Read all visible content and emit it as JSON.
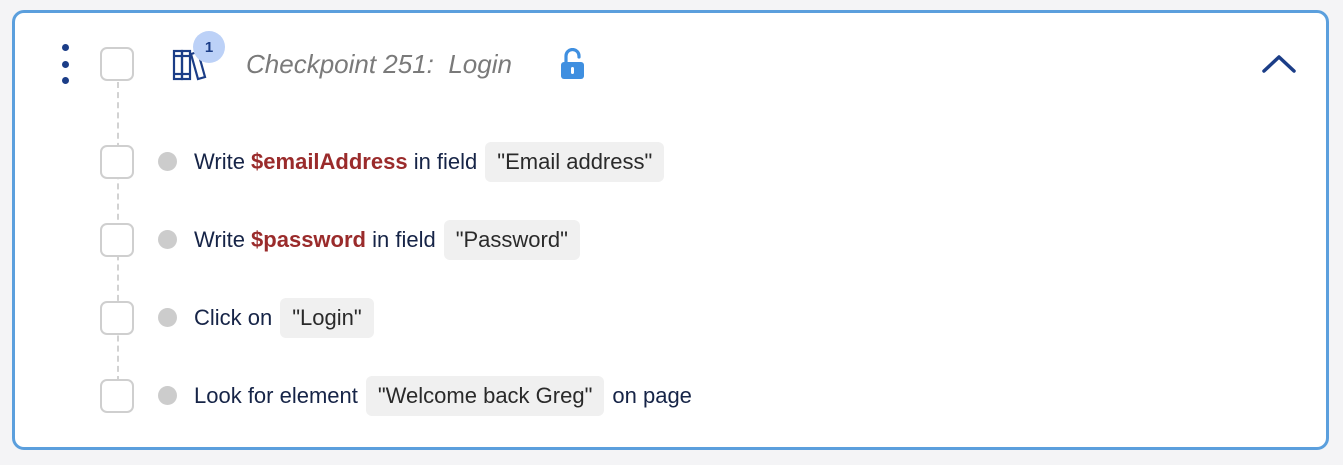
{
  "checkpoint": {
    "badge_count": "1",
    "title": "Checkpoint 251:  Login",
    "icon": "books-icon",
    "lock_icon": "unlocked-padlock-icon",
    "collapse_icon": "chevron-up-icon",
    "menu_icon": "kebab-menu-icon"
  },
  "steps": [
    {
      "pre": "Write ",
      "variable": "$emailAddress",
      "mid": " in field",
      "target": "\"Email address\"",
      "post": ""
    },
    {
      "pre": "Write ",
      "variable": "$password",
      "mid": " in field",
      "target": "\"Password\"",
      "post": ""
    },
    {
      "pre": "Click on",
      "variable": "",
      "mid": "",
      "target": "\"Login\"",
      "post": ""
    },
    {
      "pre": "Look for element",
      "variable": "",
      "mid": "",
      "target": "\"Welcome back Greg\"",
      "post": "on page"
    }
  ],
  "colors": {
    "border": "#5b9fdd",
    "navy": "#1b3d87",
    "variable": "#9a2b2b",
    "lock": "#3f8fe0",
    "badge_bg": "#bcd1f7"
  }
}
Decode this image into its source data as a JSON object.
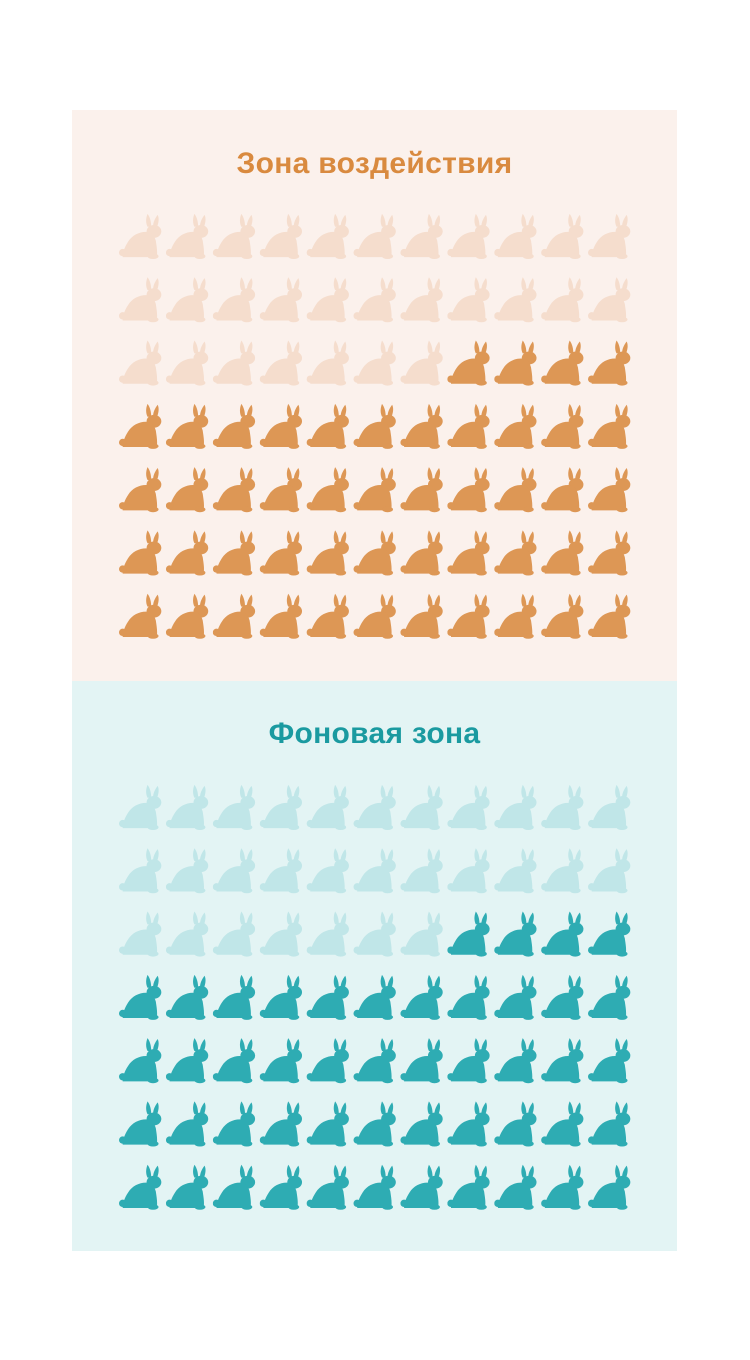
{
  "chart_data": [
    {
      "type": "pictogram",
      "title": "Зона воздействия",
      "icon": "rabbit-icon",
      "rows": 7,
      "columns": 11,
      "total": 77,
      "highlighted": 48,
      "colors": {
        "title": "#d98a3f",
        "highlighted": "#dd9755",
        "faded": "#f5ddcd",
        "background": "#fbf1ec"
      }
    },
    {
      "type": "pictogram",
      "title": "Фоновая зона",
      "icon": "rabbit-icon",
      "rows": 7,
      "columns": 11,
      "total": 77,
      "highlighted": 48,
      "colors": {
        "title": "#1a9aa0",
        "highlighted": "#2eacb3",
        "faded": "#c0e6e8",
        "background": "#e3f4f4"
      }
    }
  ]
}
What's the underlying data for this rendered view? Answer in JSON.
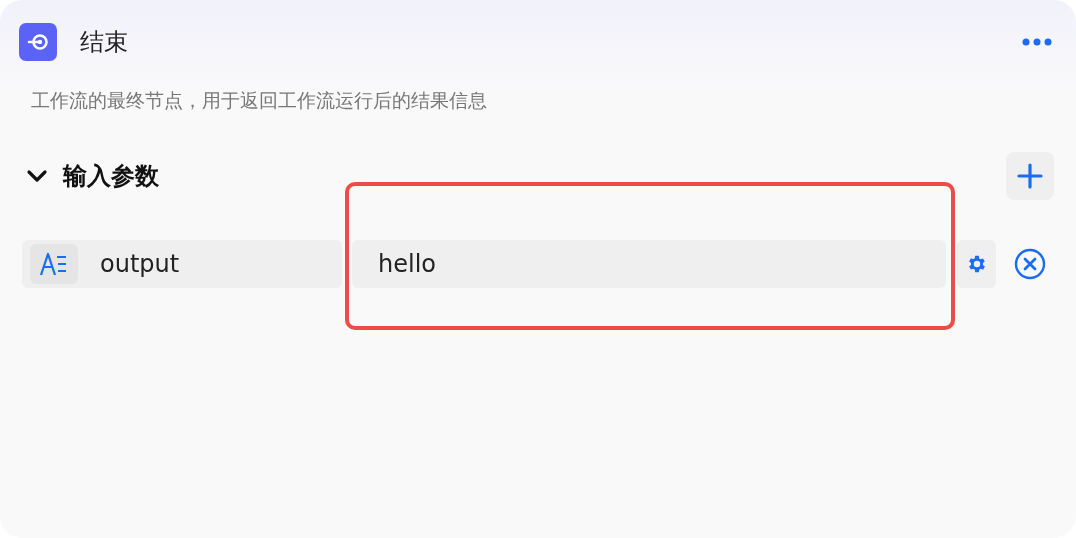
{
  "node": {
    "title": "结束",
    "description": "工作流的最终节点，用于返回工作流运行后的结果信息"
  },
  "section": {
    "title": "输入参数",
    "expanded": true
  },
  "params": [
    {
      "name": "output",
      "value": "hello",
      "highlighted": true
    }
  ]
}
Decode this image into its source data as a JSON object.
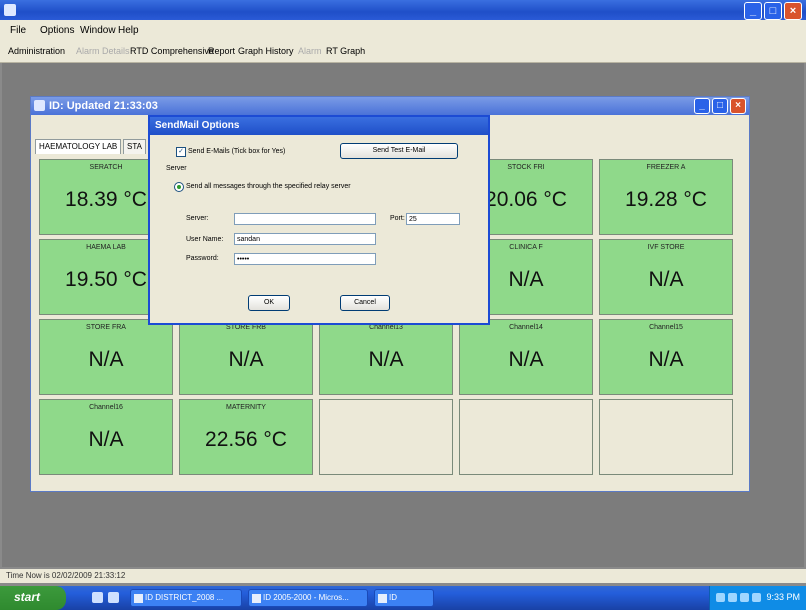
{
  "app": {
    "title": ""
  },
  "menu": [
    "File",
    "Options",
    "Window",
    "Help"
  ],
  "toolbar": [
    {
      "label": "Administration",
      "dim": false
    },
    {
      "label": "Alarm Details",
      "dim": true
    },
    {
      "label": "RTD Comprehensive",
      "dim": false
    },
    {
      "label": "Report",
      "dim": false
    },
    {
      "label": "Graph History",
      "dim": false
    },
    {
      "label": "Alarm",
      "dim": true
    },
    {
      "label": "RT Graph",
      "dim": false
    }
  ],
  "frame": {
    "title": "ID: Updated 21:33:03",
    "tabs": [
      "HAEMATOLOGY LAB",
      "STA"
    ]
  },
  "sensors": [
    {
      "name": "SERATCH",
      "value": "18.39 °C"
    },
    {
      "name": "",
      "value": ""
    },
    {
      "name": "",
      "value": ""
    },
    {
      "name": "STOCK FRI",
      "value": "20.06 °C"
    },
    {
      "name": "FREEZER A",
      "value": "19.28 °C"
    },
    {
      "name": "HAEMA LAB",
      "value": "19.50 °C"
    },
    {
      "name": "",
      "value": ""
    },
    {
      "name": "",
      "value": ""
    },
    {
      "name": "CLINICA F",
      "value": "N/A"
    },
    {
      "name": "IVF STORE",
      "value": "N/A"
    },
    {
      "name": "STORE FRA",
      "value": "N/A"
    },
    {
      "name": "STORE FRB",
      "value": "N/A"
    },
    {
      "name": "Channel13",
      "value": "N/A"
    },
    {
      "name": "Channel14",
      "value": "N/A"
    },
    {
      "name": "Channel15",
      "value": "N/A"
    },
    {
      "name": "Channel16",
      "value": "N/A"
    },
    {
      "name": "MATERNITY",
      "value": "22.56 °C"
    }
  ],
  "dialog": {
    "title": "SendMail Options",
    "send_email_label": "Send E-Mails (Tick box for Yes)",
    "send_test_button": "Send Test E-Mail",
    "server_section": "Server",
    "send_all_label": "Send all messages through the specified relay server",
    "server_label": "Server:",
    "server_value": "",
    "port_label": "Port:",
    "port_value": "25",
    "username_label": "User Name:",
    "username_value": "sandan",
    "password_label": "Password:",
    "password_value": "•••••",
    "ok_button": "OK",
    "cancel_button": "Cancel"
  },
  "status": "Time Now is 02/02/2009 21:33:12",
  "taskbar": {
    "start": "start",
    "tasks": [
      "ID DISTRICT_2008 ...",
      "ID 2005-2000 - Micros...",
      "ID"
    ],
    "clock": "9:33 PM"
  },
  "colors": {
    "cell_green": "#8fd98a",
    "titlebar_blue": "#1f4fc8"
  }
}
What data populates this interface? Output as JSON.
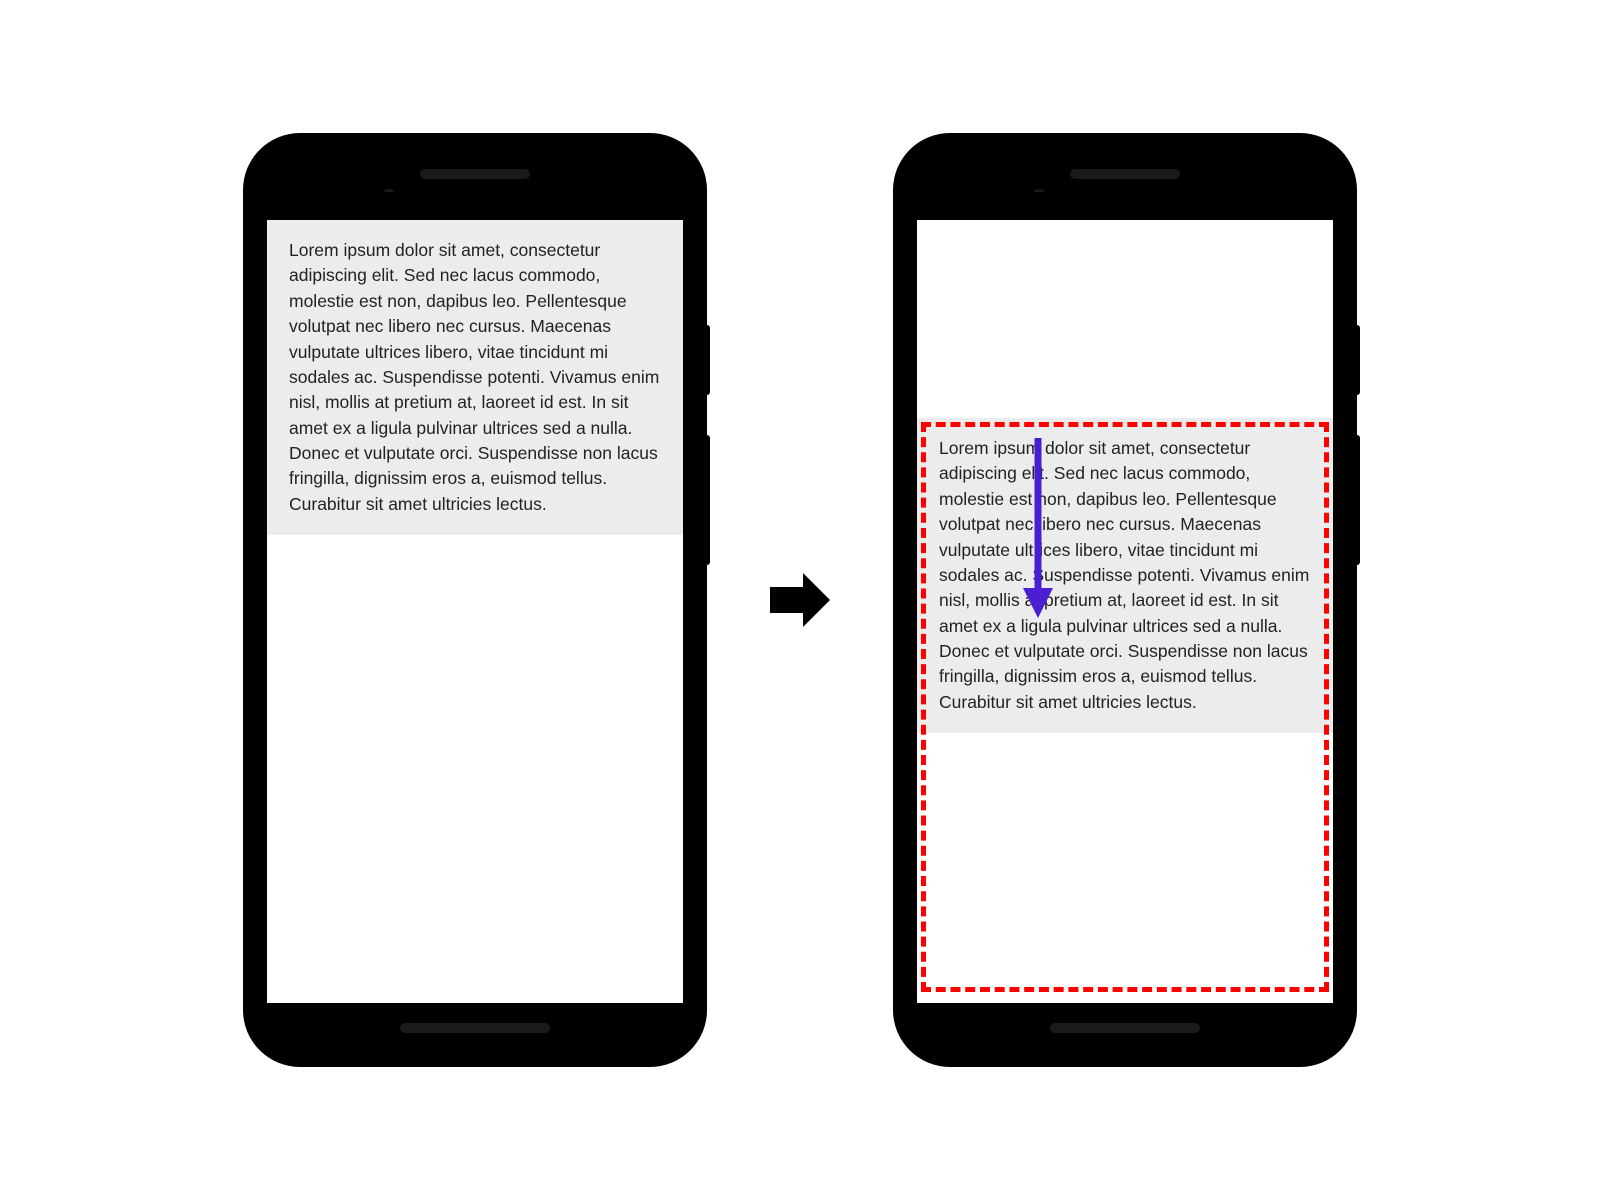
{
  "textContent": "Lorem ipsum dolor sit amet, consectetur adipiscing elit. Sed nec lacus commodo, molestie est non, dapibus leo. Pellentesque volutpat nec libero nec cursus. Maecenas vulputate ultrices libero, vitae tincidunt mi sodales ac. Suspendisse potenti. Vivamus enim nisl, mollis at pretium at, laoreet id est. In sit amet ex a ligula pulvinar ultrices sed a nulla. Donec et vulputate orci. Suspendisse non lacus fringilla, dignissim eros a, euismod tellus. Curabitur sit amet ultricies lectus.",
  "colors": {
    "highlightBorder": "#ff0000",
    "arrow": "#4b1ed4",
    "textBackground": "#ececec"
  }
}
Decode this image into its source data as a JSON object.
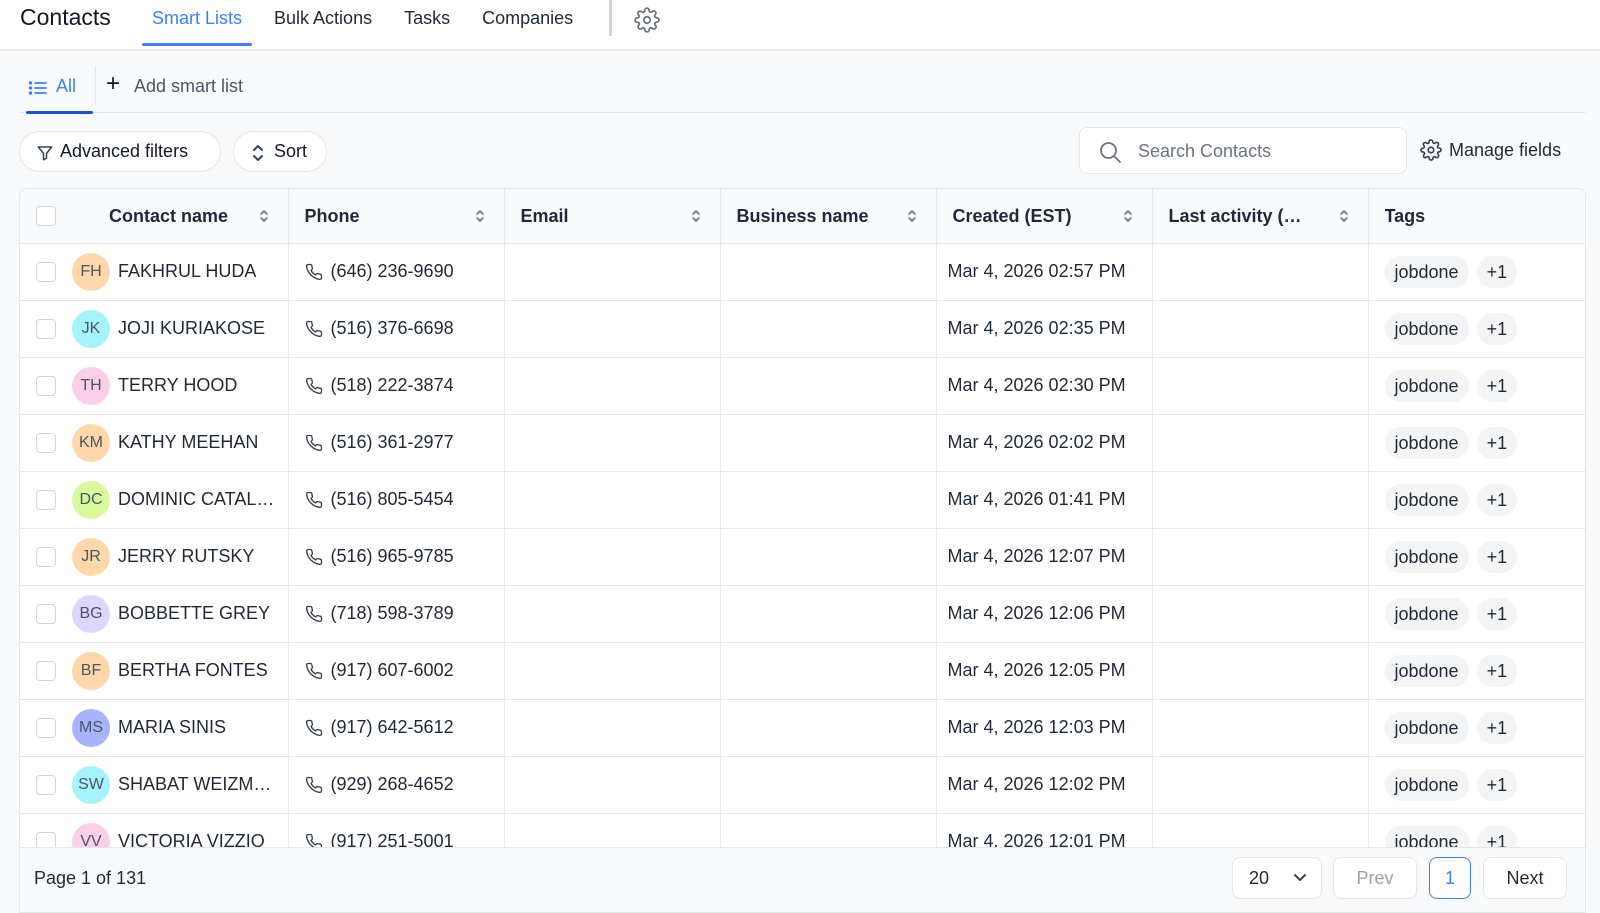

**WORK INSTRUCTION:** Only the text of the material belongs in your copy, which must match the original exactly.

**REPLY:**
Read all visible content and emit it as JSON.
{
  "checkpoint": {
    "badge_count": "1",
    "title": "Checkpoint 251:  Login",
    "icon": "books-icon",
    "lock_icon": "unlocked-padlock-icon",
    "collapse_icon": "chevron-up-icon",
    "menu_icon": "kebab-menu-icon"
  },
  "steps": [
    {
      "pre": "Write ",
      "variable": "$emailAddress",
      "mid": " in field",
      "target": "\"Email address\"",
      "post": ""
    },
    {
      "pre": "Write ",
      "variable": "$password",
      "mid": " in field",
      "target": "\"Password\"",
      "post": ""
    },
    {
      "pre": "Click on",
      "variable": "",
      "mid": "",
      "target": "\"Login\"",
      "post": ""
    },
    {
      "pre": "Look for element",
      "variable": "",
      "mid": "",
      "target": "\"Welcome back Greg\"",
      "post": "on page"
    }
  ],
  "colors": {
    "border": "#5b9fdd",
    "navy": "#1b3d87",
    "variable": "#9a2b2b",
    "lock": "#3f8fe0",
    "badge_bg": "#bcd1f7"
  }
}
Decode this image into its source data as a JSON object.
{
  "chart_data": [
    {
      "type": "pictogram",
      "title": "Зона воздействия",
      "icon": "rabbit-icon",
      "rows": 7,
      "columns": 11,
      "total": 77,
      "highlighted": 48,
      "colors": {
        "title": "#d98a3f",
        "highlighted": "#dd9755",
        "faded": "#f5ddcd",
        "background": "#fbf1ec"
      }
    },
    {
      "type": "pictogram",
      "title": "Фоновая зона",
      "icon": "rabbit-icon",
      "rows": 7,
      "columns": 11,
      "total": 77,
      "highlighted": 48,
      "colors": {
        "title": "#1a9aa0",
        "highlighted": "#2eacb3",
        "faded": "#c0e6e8",
        "background": "#e3f4f4"
      }
    }
  ]
}
What's the underlying data for this rendered view? Answer in JSON.
{
  "node": {
    "title": "结束",
    "description": "工作流的最终节点，用于返回工作流运行后的结果信息"
  },
  "section": {
    "title": "输入参数",
    "expanded": true
  },
  "params": [
    {
      "name": "output",
      "value": "hello",
      "highlighted": true
    }
  ]
}
Decode this image into its source data as a JSON object.
{
  "app": {
    "title": ""
  },
  "menu": [
    "File",
    "Options",
    "Window",
    "Help"
  ],
  "toolbar": [
    {
      "label": "Administration",
      "dim": false
    },
    {
      "label": "Alarm Details",
      "dim": true
    },
    {
      "label": "RTD Comprehensive",
      "dim": false
    },
    {
      "label": "Report",
      "dim": false
    },
    {
      "label": "Graph History",
      "dim": false
    },
    {
      "label": "Alarm",
      "dim": true
    },
    {
      "label": "RT Graph",
      "dim": false
    }
  ],
  "frame": {
    "title": "ID: Updated 21:33:03",
    "tabs": [
      "HAEMATOLOGY LAB",
      "STA"
    ]
  },
  "sensors": [
    {
      "name": "SERATCH",
      "value": "18.39 °C"
    },
    {
      "name": "",
      "value": ""
    },
    {
      "name": "",
      "value": ""
    },
    {
      "name": "STOCK FRI",
      "value": "20.06 °C"
    },
    {
      "name": "FREEZER A",
      "value": "19.28 °C"
    },
    {
      "name": "HAEMA LAB",
      "value": "19.50 °C"
    },
    {
      "name": "",
      "value": ""
    },
    {
      "name": "",
      "value": ""
    },
    {
      "name": "CLINICA F",
      "value": "N/A"
    },
    {
      "name": "IVF STORE",
      "value": "N/A"
    },
    {
      "name": "STORE FRA",
      "value": "N/A"
    },
    {
      "name": "STORE FRB",
      "value": "N/A"
    },
    {
      "name": "Channel13",
      "value": "N/A"
    },
    {
      "name": "Channel14",
      "value": "N/A"
    },
    {
      "name": "Channel15",
      "value": "N/A"
    },
    {
      "name": "Channel16",
      "value": "N/A"
    },
    {
      "name": "MATERNITY",
      "value": "22.56 °C"
    }
  ],
  "dialog": {
    "title": "SendMail Options",
    "send_email_label": "Send E-Mails (Tick box for Yes)",
    "send_test_button": "Send Test E-Mail",
    "server_section": "Server",
    "send_all_label": "Send all messages through the specified relay server",
    "server_label": "Server:",
    "server_value": "",
    "port_label": "Port:",
    "port_value": "25",
    "username_label": "User Name:",
    "username_value": "sandan",
    "password_label": "Password:",
    "password_value": "•••••",
    "ok_button": "OK",
    "cancel_button": "Cancel"
  },
  "status": "Time Now is 02/02/2009 21:33:12",
  "taskbar": {
    "start": "start",
    "tasks": [
      "ID DISTRICT_2008 ...",
      "ID 2005-2000 - Micros...",
      "ID"
    ],
    "clock": "9:33 PM"
  },
  "colors": {
    "cell_green": "#8fd98a",
    "titlebar_blue": "#1f4fc8"
  }
}
What data populates this interface? Output as JSON.
{
  "textContent": "Lorem ipsum dolor sit amet, consectetur adipiscing elit. Sed nec lacus commodo, molestie est non, dapibus leo. Pellentesque volutpat nec libero nec cursus. Maecenas vulputate ultrices libero, vitae tincidunt mi sodales ac. Suspendisse potenti. Vivamus enim nisl, mollis at pretium at, laoreet id est. In sit amet ex a ligula pulvinar ultrices sed a nulla. Donec et vulputate orci. Suspendisse non lacus fringilla, dignissim eros a, euismod tellus. Curabitur sit amet ultricies lectus.",
  "colors": {
    "highlightBorder": "#ff0000",
    "arrow": "#4b1ed4",
    "textBackground": "#ececec"
  }
}
Decode this image into its source data as a JSON object.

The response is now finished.